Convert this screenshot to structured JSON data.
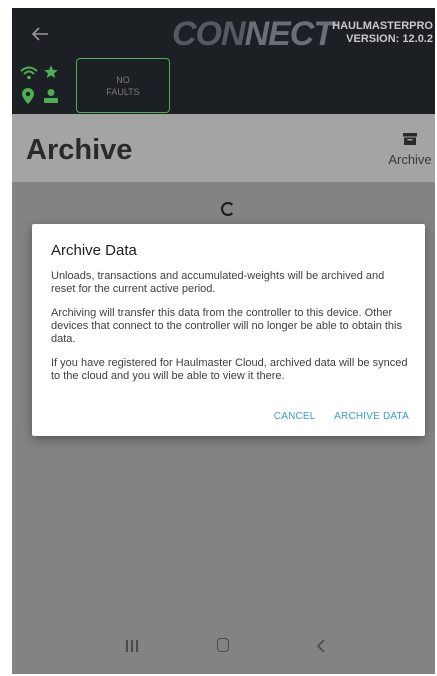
{
  "app": {
    "logo_text_a": "CON",
    "logo_text_b": "NECT",
    "product": "HAULMASTERPRO",
    "version": "VERSION: 12.0.2",
    "status_card": "NO\nFAULTS",
    "icons": [
      "back-arrow-icon",
      "wifi-icon",
      "star-icon",
      "location-pin-icon",
      "person-icon"
    ]
  },
  "page": {
    "title": "Archive",
    "action_label": "Archive",
    "action_icon": "archive-box-icon"
  },
  "dialog": {
    "title": "Archive Data",
    "paragraphs": [
      "Unloads, transactions and accumulated-weights will be archived and reset for the current active period.",
      "Archiving will transfer this data from the controller to this device. Other devices that connect to the controller will no longer be able to obtain this data.",
      "If you have registered for Haulmaster Cloud, archived data will be synced to the cloud and you will be able to view it there."
    ],
    "cancel_label": "CANCEL",
    "confirm_label": "ARCHIVE DATA"
  },
  "colors": {
    "appbar": "#1c2024",
    "accent_green": "#4caf50",
    "link_blue": "#3a9ad8",
    "scrim": "#838383"
  }
}
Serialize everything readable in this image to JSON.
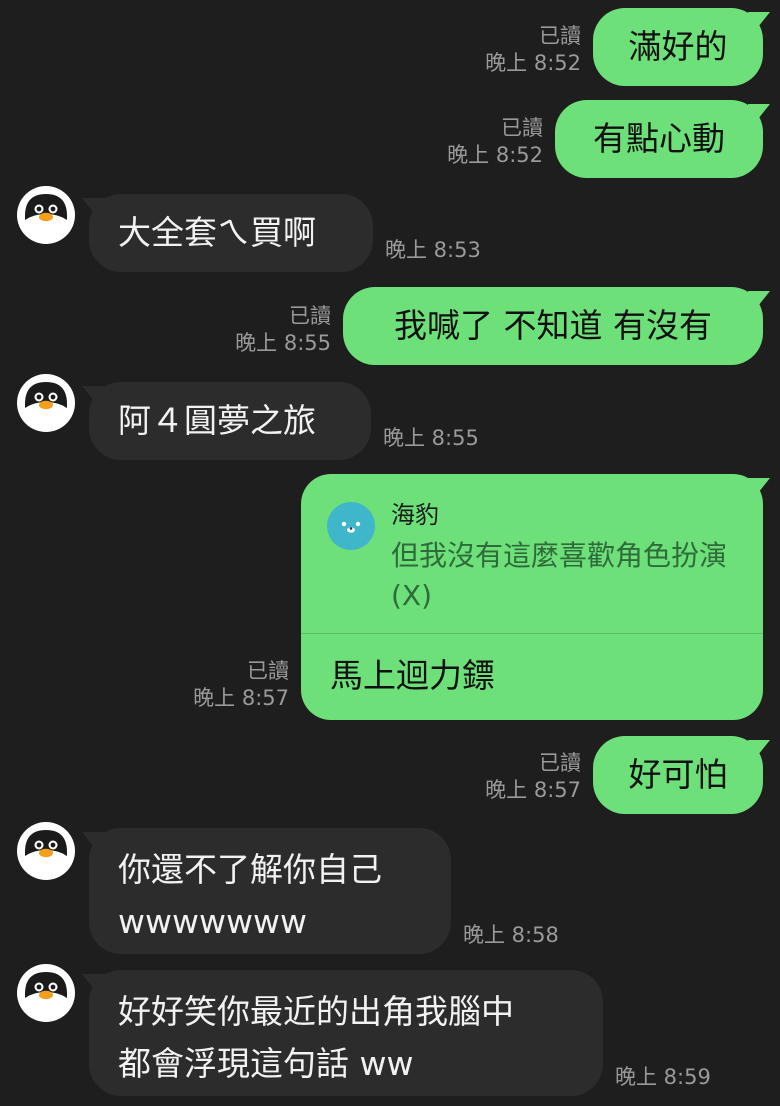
{
  "colors": {
    "background": "#1e1e1e",
    "outgoing_bubble": "#6de07a",
    "incoming_bubble": "#2c2c2c",
    "meta_text": "#9a9a9a"
  },
  "messages": [
    {
      "direction": "out",
      "text": "滿好的",
      "read": "已讀",
      "time": "晚上 8:52"
    },
    {
      "direction": "out",
      "text": "有點心動",
      "read": "已讀",
      "time": "晚上 8:52"
    },
    {
      "direction": "in",
      "avatar": "penguin-avatar-icon",
      "text": "大全套ㄟ買啊",
      "time": "晚上 8:53"
    },
    {
      "direction": "out",
      "text": "我喊了 不知道 有沒有",
      "read": "已讀",
      "time": "晚上 8:55"
    },
    {
      "direction": "in",
      "avatar": "penguin-avatar-icon",
      "text": "阿４圓夢之旅",
      "time": "晚上 8:55"
    },
    {
      "direction": "out",
      "type": "reply",
      "quoted_name": "海豹",
      "quoted_text": "但我沒有這麼喜歡角色扮演 (X)",
      "quoted_avatar": "seal-avatar-icon",
      "text": "馬上迴力鏢",
      "read": "已讀",
      "time": "晚上 8:57"
    },
    {
      "direction": "out",
      "text": "好可怕",
      "read": "已讀",
      "time": "晚上 8:57"
    },
    {
      "direction": "in",
      "avatar": "penguin-avatar-icon",
      "lines": [
        "你還不了解你自己",
        "wwwwwww"
      ],
      "time": "晚上 8:58"
    },
    {
      "direction": "in",
      "avatar": "penguin-avatar-icon",
      "lines": [
        "好好笑你最近的出角我腦中",
        "都會浮現這句話 ww"
      ],
      "time": "晚上 8:59"
    }
  ]
}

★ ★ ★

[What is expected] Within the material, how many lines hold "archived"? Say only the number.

[Reply] 2